Despite the continued fallout from the controversial ‘Bodyline’ Ashes series the year before, Douglas Jardine led England to a comfortable victory in India’s first Tests on home soil. Jardine was in fine form, contributing 221 runs across the three Tests at an average of 73.66. An excellent 136 from debutant Bryan Valentine and Morris Nichols’ eight-wicket haul propelled England to a nine-wicket victory in Mumbai and after a draw at Kolkata, Hedley Verity - the only other player to go to India who took part in the Bodyline tour - took 11 wickets as England wrapped up a 202-run win in Chennai.
India 1 England 3 (1976-77)
England had no luck in India in four tours since the Second World War so were well overdue some success. That it came after successive home losses to Australia and the West Indies makes it all the more remarkable that Tony Greig’s England won three of the first five Tests. Despite slow left-armer Derek Underwood finishing as the highest wicket-taker on either side, seamers Bob Willis and John Lever were in imperious form, taking 46 wickets between them. An innings-and-25-run triumph in New Delhi was followed up with 10-wicket and 200-run successes in Kolkata and Chennai respectively although India won the fourth Test in Bangalore by 140 runs, with the fifth drawn in Mumbai.
India 0 England 1 (1980)
Whilst this success in the one-off Golden Jubilee Test of the Board of Control for Cricket in India is not as illustrious as a series victory on the sub-continent, it is worth mentioning Ian Botham’s fantastic all-round contribution as England triumphed by 10 wickets in Mumbai. The then 24-year-old not only took 13 wickets but also struck the only century of the match.
India 1 England 2 (1984-85)

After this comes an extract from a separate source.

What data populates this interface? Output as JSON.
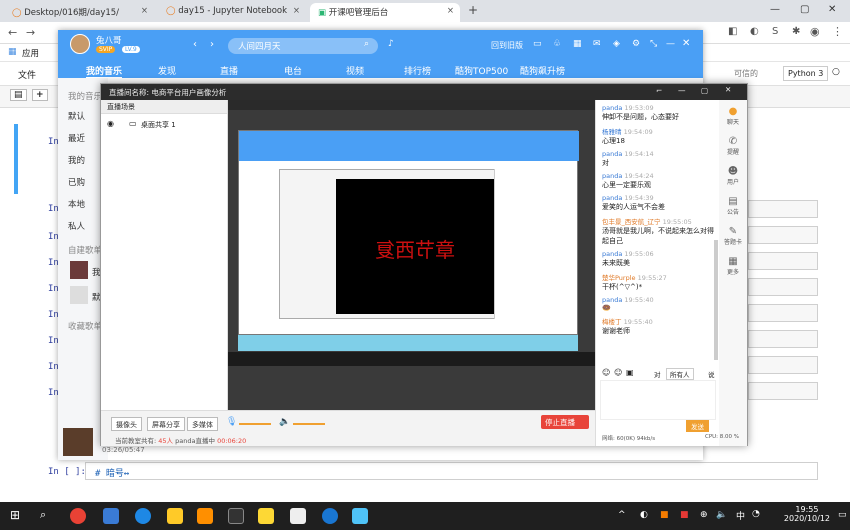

England’s most recent series success against India bore some of the hallmarks of the current tour. After losing heavily by eight wickets in the first Test in Mumbai, despite Mike Gatting hitting his first Test century, they fought back in style to win the second by the same score in Delhi. A draw in Kolkata was followed up with a tremendous nine-wicket win in Chennai - where Gatting and Graeme Fowler both contributed double centuries and Neil Foster took 11 wickets - before David Gower’s side held on for a draw in Kanpur. The series was notably nearly called off after the UK’s deputy high commissioner Percy Norris was assassinated 24 hours before the first Test.